Prompt:
Look through the lines below and copy each one that includes "text".

Data extract:
┏━━
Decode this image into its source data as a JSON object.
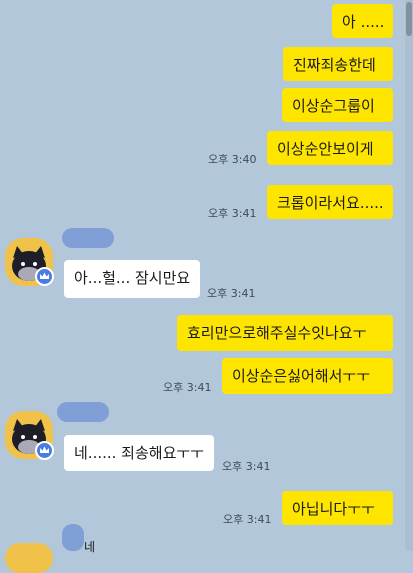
{
  "messages": {
    "m1": "아  .....",
    "m2": "진짜죄송한데",
    "m3": "이상순그룹이",
    "m4": "이상순안보이게",
    "m5": "크롭이라서요.....",
    "r1": "아...헐... 잠시만요",
    "m6": "효리만으로해주실수잇나요ㅜ",
    "m7": "이상순은싫어해서ㅜㅜ",
    "r2": "네...... 죄송해요ㅜㅜ",
    "m8": "아닙니다ㅜㅜ",
    "r3_partial": "네"
  },
  "times": {
    "t1": "오후 3:40",
    "t2": "오후 3:41",
    "t3": "오후 3:41",
    "t4": "오후 3:41",
    "t5": "오후 3:41",
    "t6": "오후 3:41"
  },
  "colors": {
    "background": "#b2c7da",
    "my_bubble": "#fee500",
    "their_bubble": "#ffffff",
    "redaction": "#7f9fd6"
  },
  "icons": {
    "avatar": "cat-face-avatar",
    "badge": "crown-badge-icon"
  }
}
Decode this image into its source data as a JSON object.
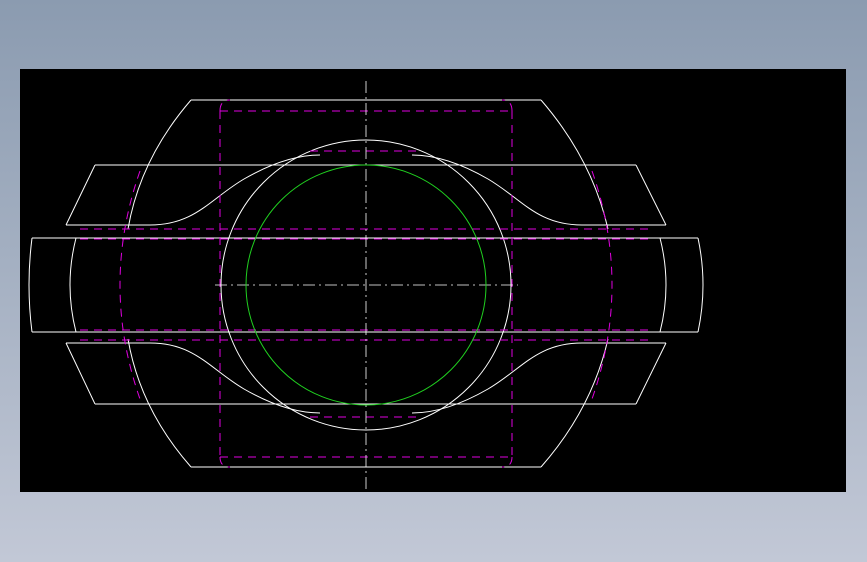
{
  "window": {
    "title": ""
  },
  "colors": {
    "background_top": "#8b9bb0",
    "background_bottom": "#c2c8d6",
    "viewport": "#000000",
    "outline": "#ffffff",
    "hidden_line": "#e000e0",
    "center_line": "#ffffff",
    "circle": "#20d020"
  }
}
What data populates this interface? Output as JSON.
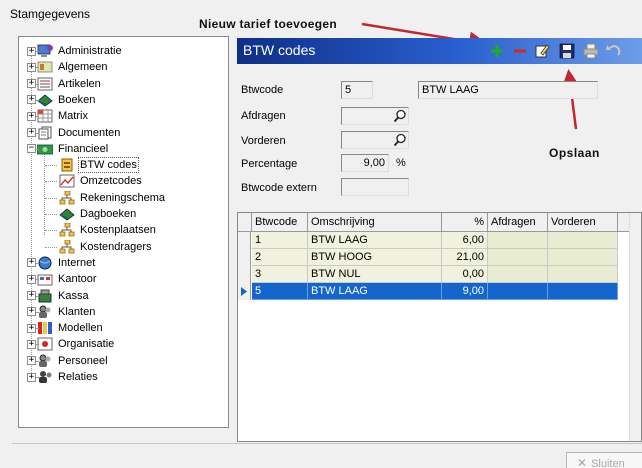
{
  "window": {
    "title": "Stamgegevens"
  },
  "annotations": {
    "new_rate": "Nieuw tarief toevoegen",
    "save": "Opslaan"
  },
  "tree": {
    "items": [
      {
        "label": "Administratie",
        "icon": "administration-icon",
        "expander": "+"
      },
      {
        "label": "Algemeen",
        "icon": "general-icon",
        "expander": "+"
      },
      {
        "label": "Artikelen",
        "icon": "articles-icon",
        "expander": "+"
      },
      {
        "label": "Boeken",
        "icon": "books-icon",
        "expander": "+"
      },
      {
        "label": "Matrix",
        "icon": "matrix-icon",
        "expander": "+"
      },
      {
        "label": "Documenten",
        "icon": "documents-icon",
        "expander": "+"
      },
      {
        "label": "Financieel",
        "icon": "financial-icon",
        "expander": "−"
      },
      {
        "label": "BTW codes",
        "icon": "vat-codes-icon",
        "child": true,
        "selected": true
      },
      {
        "label": "Omzetcodes",
        "icon": "revenue-codes-icon",
        "child": true
      },
      {
        "label": "Rekeningschema",
        "icon": "account-schema-icon",
        "child": true
      },
      {
        "label": "Dagboeken",
        "icon": "journals-icon",
        "child": true
      },
      {
        "label": "Kostenplaatsen",
        "icon": "cost-centers-icon",
        "child": true
      },
      {
        "label": "Kostendragers",
        "icon": "cost-carriers-icon",
        "child": true
      },
      {
        "label": "Internet",
        "icon": "internet-icon",
        "expander": "+"
      },
      {
        "label": "Kantoor",
        "icon": "office-icon",
        "expander": "+"
      },
      {
        "label": "Kassa",
        "icon": "cash-register-icon",
        "expander": "+"
      },
      {
        "label": "Klanten",
        "icon": "customers-icon",
        "expander": "+"
      },
      {
        "label": "Modellen",
        "icon": "models-icon",
        "expander": "+"
      },
      {
        "label": "Organisatie",
        "icon": "organisation-icon",
        "expander": "+"
      },
      {
        "label": "Personeel",
        "icon": "staff-icon",
        "expander": "+"
      },
      {
        "label": "Relaties",
        "icon": "relations-icon",
        "expander": "+"
      }
    ]
  },
  "panel": {
    "title": "BTW codes"
  },
  "toolbar": {
    "icons": [
      "add-icon",
      "delete-icon",
      "edit-icon",
      "save-icon",
      "print-icon",
      "undo-icon"
    ],
    "colors": {
      "add": "#1fae1f",
      "delete": "#d6281e",
      "header_start": "#0e2f86",
      "header_end": "#6d9de6"
    }
  },
  "form": {
    "btwcode_label": "Btwcode",
    "btwcode_value": "5",
    "btwcode_desc": "BTW LAAG",
    "afdragen_label": "Afdragen",
    "afdragen_value": "",
    "vorderen_label": "Vorderen",
    "vorderen_value": "",
    "percentage_label": "Percentage",
    "percentage_value": "9,00",
    "percentage_unit": "%",
    "extern_label": "Btwcode extern",
    "extern_value": ""
  },
  "grid": {
    "columns": [
      "Btwcode",
      "Omschrijving",
      "%",
      "Afdragen",
      "Vorderen"
    ],
    "rows": [
      {
        "code": "1",
        "desc": "BTW LAAG",
        "pct": "6,00",
        "afdragen": "",
        "vorderen": ""
      },
      {
        "code": "2",
        "desc": "BTW HOOG",
        "pct": "21,00",
        "afdragen": "",
        "vorderen": ""
      },
      {
        "code": "3",
        "desc": "BTW NUL",
        "pct": "0,00",
        "afdragen": "",
        "vorderen": ""
      },
      {
        "code": "5",
        "desc": "BTW LAAG",
        "pct": "9,00",
        "afdragen": "",
        "vorderen": "",
        "selected": true
      }
    ]
  },
  "footer": {
    "close_label": "Sluiten"
  }
}
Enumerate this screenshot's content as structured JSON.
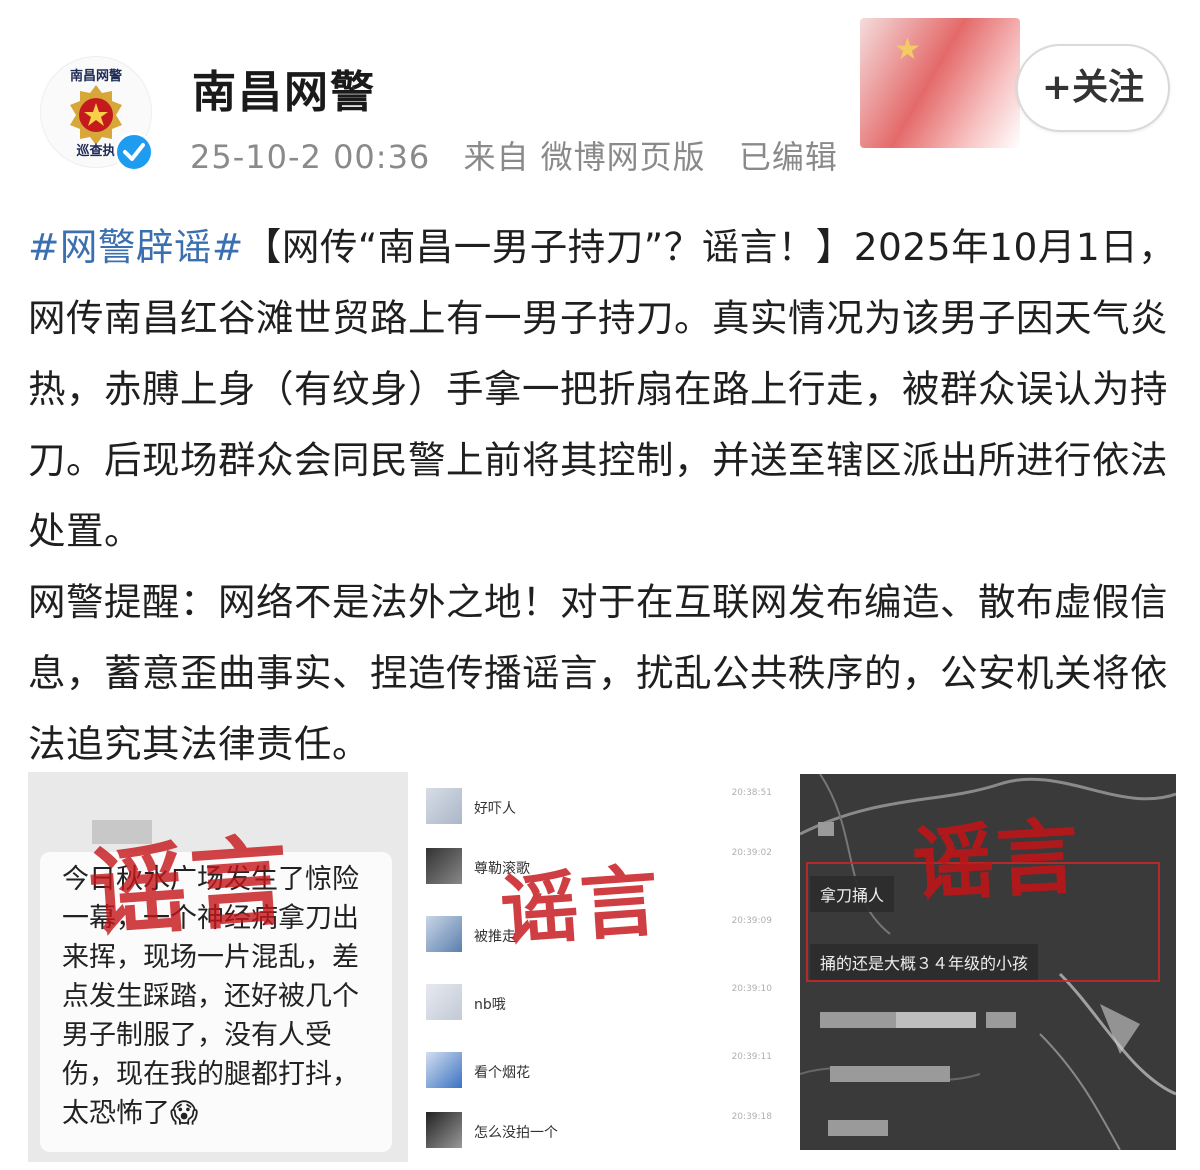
{
  "account": {
    "name": "南昌网警",
    "avatar_org_top": "南昌网警",
    "avatar_org_bottom": "巡查执",
    "verified_icon": "blue-verified-check",
    "banner_icon": "flag-banner-image",
    "follow_label": "+关注",
    "timestamp": "25-10-2 00:36",
    "source": "来自 微博网页版",
    "edited": "已编辑"
  },
  "post": {
    "hashtag": "#网警辟谣#",
    "paragraph1": "【网传“南昌一男子持刀”？谣言！】2025年10月1日，网传南昌红谷滩世贸路上有一男子持刀。真实情况为该男子因天气炎热，赤膊上身（有纹身）手拿一把折扇在路上行走，被群众误认为持刀。后现场群众会同民警上前将其控制，并送至辖区派出所进行依法处置。",
    "paragraph2": "网警提醒：网络不是法外之地！对于在互联网发布编造、散布虚假信息，蓄意歪曲事实、捏造传播谣言，扰乱公共秩序的，公安机关将依法追究其法律责任。"
  },
  "images": {
    "stamp": "谣言",
    "image1": {
      "text": "今日秋水广场发生了惊险一幕，一个神经病拿刀出来挥，现场一片混乱，差点发生踩踏，还好被几个男子制服了，没有人受伤，现在我的腿都打抖，太恐怖了😱"
    },
    "image2": {
      "comments": [
        {
          "text": "好吓人",
          "time": "20:38:51"
        },
        {
          "text": "尊勒滚歌",
          "time": "20:39:02"
        },
        {
          "text": "被推走",
          "time": "20:39:09"
        },
        {
          "text": "nb哦",
          "time": "20:39:10"
        },
        {
          "text": "看个烟花",
          "time": "20:39:11"
        },
        {
          "text": "怎么没拍一个",
          "time": "20:39:18"
        }
      ]
    },
    "image3": {
      "bubble1": "拿刀捅人",
      "bubble2": "捅的还是大概３４年级的小孩"
    }
  }
}
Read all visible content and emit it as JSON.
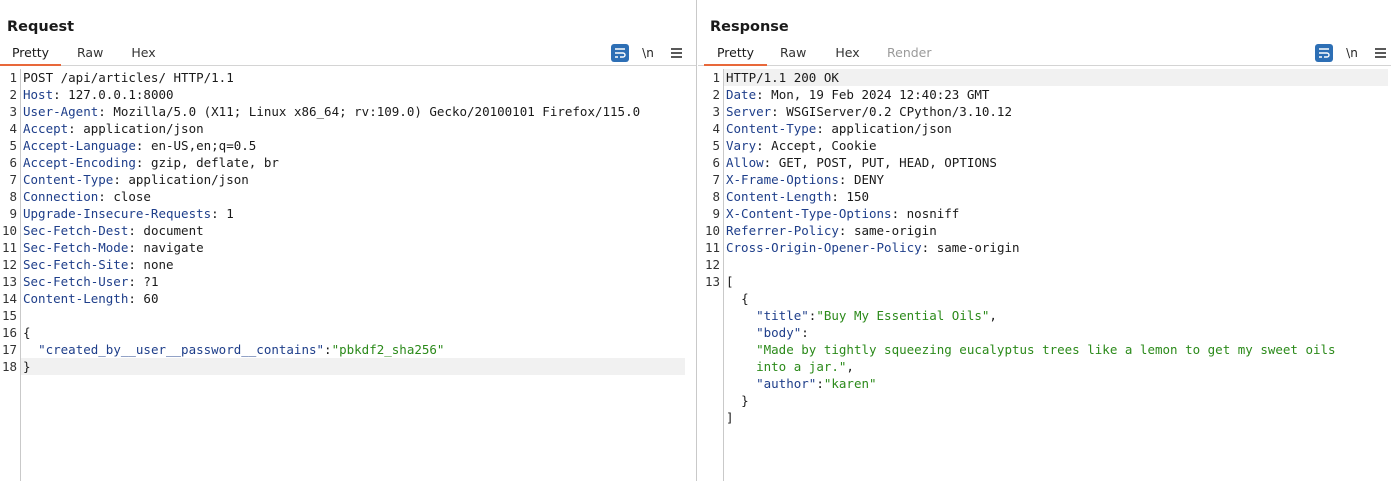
{
  "request": {
    "title": "Request",
    "tabs": [
      "Pretty",
      "Raw",
      "Hex"
    ],
    "active_tab": "Pretty",
    "newline_label": "\\n",
    "lines": [
      {
        "n": "1",
        "k": "",
        "v": "POST /api/articles/ HTTP/1.1"
      },
      {
        "n": "2",
        "k": "Host",
        "v": "127.0.0.1:8000"
      },
      {
        "n": "3",
        "k": "User-Agent",
        "v": "Mozilla/5.0 (X11; Linux x86_64; rv:109.0) Gecko/20100101 Firefox/115.0"
      },
      {
        "n": "4",
        "k": "Accept",
        "v": "application/json"
      },
      {
        "n": "5",
        "k": "Accept-Language",
        "v": "en-US,en;q=0.5"
      },
      {
        "n": "6",
        "k": "Accept-Encoding",
        "v": "gzip, deflate, br"
      },
      {
        "n": "7",
        "k": "Content-Type",
        "v": "application/json"
      },
      {
        "n": "8",
        "k": "Connection",
        "v": "close"
      },
      {
        "n": "9",
        "k": "Upgrade-Insecure-Requests",
        "v": "1"
      },
      {
        "n": "10",
        "k": "Sec-Fetch-Dest",
        "v": "document"
      },
      {
        "n": "11",
        "k": "Sec-Fetch-Mode",
        "v": "navigate"
      },
      {
        "n": "12",
        "k": "Sec-Fetch-Site",
        "v": "none"
      },
      {
        "n": "13",
        "k": "Sec-Fetch-User",
        "v": "?1"
      },
      {
        "n": "14",
        "k": "Content-Length",
        "v": "60"
      },
      {
        "n": "15",
        "k": "",
        "v": ""
      },
      {
        "n": "16",
        "k": "",
        "v": "{"
      },
      {
        "n": "17",
        "k": "",
        "v": "",
        "jk": "\"created_by__user__password__contains\"",
        "jv": "\"pbkdf2_sha256\""
      },
      {
        "n": "18",
        "k": "",
        "v": "}"
      }
    ]
  },
  "response": {
    "title": "Response",
    "tabs": [
      "Pretty",
      "Raw",
      "Hex",
      "Render"
    ],
    "active_tab": "Pretty",
    "newline_label": "\\n",
    "lines": [
      {
        "n": "1",
        "k": "",
        "v": "HTTP/1.1 200 OK"
      },
      {
        "n": "2",
        "k": "Date",
        "v": "Mon, 19 Feb 2024 12:40:23 GMT"
      },
      {
        "n": "3",
        "k": "Server",
        "v": "WSGIServer/0.2 CPython/3.10.12"
      },
      {
        "n": "4",
        "k": "Content-Type",
        "v": "application/json"
      },
      {
        "n": "5",
        "k": "Vary",
        "v": "Accept, Cookie"
      },
      {
        "n": "6",
        "k": "Allow",
        "v": "GET, POST, PUT, HEAD, OPTIONS"
      },
      {
        "n": "7",
        "k": "X-Frame-Options",
        "v": "DENY"
      },
      {
        "n": "8",
        "k": "Content-Length",
        "v": "150"
      },
      {
        "n": "9",
        "k": "X-Content-Type-Options",
        "v": "nosniff"
      },
      {
        "n": "10",
        "k": "Referrer-Policy",
        "v": "same-origin"
      },
      {
        "n": "11",
        "k": "Cross-Origin-Opener-Policy",
        "v": "same-origin"
      },
      {
        "n": "12",
        "k": "",
        "v": ""
      },
      {
        "n": "13",
        "k": "",
        "v": "["
      }
    ],
    "body_lines": [
      {
        "indent": "  ",
        "v": "{"
      },
      {
        "indent": "    ",
        "jk": "\"title\"",
        "jv": "\"Buy My Essential Oils\"",
        "tail": ","
      },
      {
        "indent": "    ",
        "jk": "\"body\"",
        "jv": "",
        "tail": ""
      },
      {
        "indent": "    ",
        "jk": "",
        "jv": "\"Made by tightly squeezing eucalyptus trees like a lemon to get my sweet oils",
        "tail": ""
      },
      {
        "indent": "    ",
        "jk": "",
        "jv": "into a jar.\"",
        "tail": ","
      },
      {
        "indent": "    ",
        "jk": "\"author\"",
        "jv": "\"karen\"",
        "tail": ""
      },
      {
        "indent": "  ",
        "v": "}"
      },
      {
        "indent": "",
        "v": "]"
      }
    ]
  },
  "colors": {
    "accent_tab": "#e8683a",
    "tool_blue": "#2d6fb5",
    "header_key": "#1e3e8a",
    "string_value": "#2b8a1a"
  },
  "icons": {
    "wrap": "wrap-lines-icon",
    "menu": "hamburger-menu-icon",
    "layout": [
      "side-by-side-layout-icon",
      "stacked-layout-icon",
      "single-pane-layout-icon"
    ]
  }
}
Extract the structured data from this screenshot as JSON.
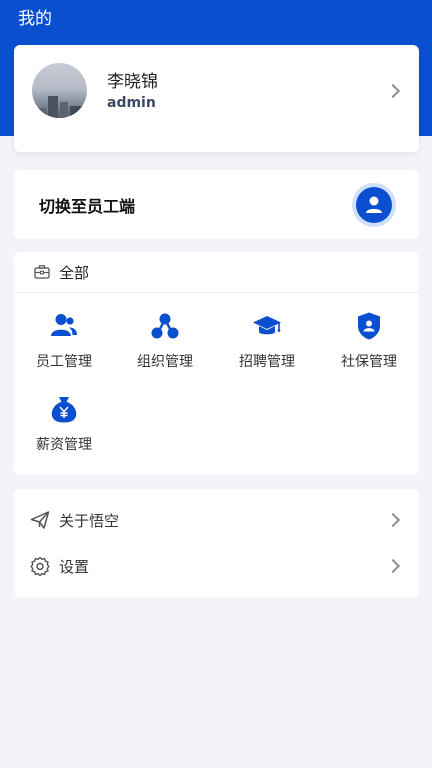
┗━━
Expected output:
      "text": "今日秋水广场发生了惊险一幕，一个神经病拿刀出来挥，现场一片混乱，差点发生踩踏，还好被几个男子制服了，没有人受伤，现在我的腿都打抖，太恐怖了😱"
          "text": "好吓人",
          "text": "尊勒滚歌",
          "text": "被推走",
          "text": "nb哦",
          "text": "看个烟花",
          "text": "怎么没拍一个",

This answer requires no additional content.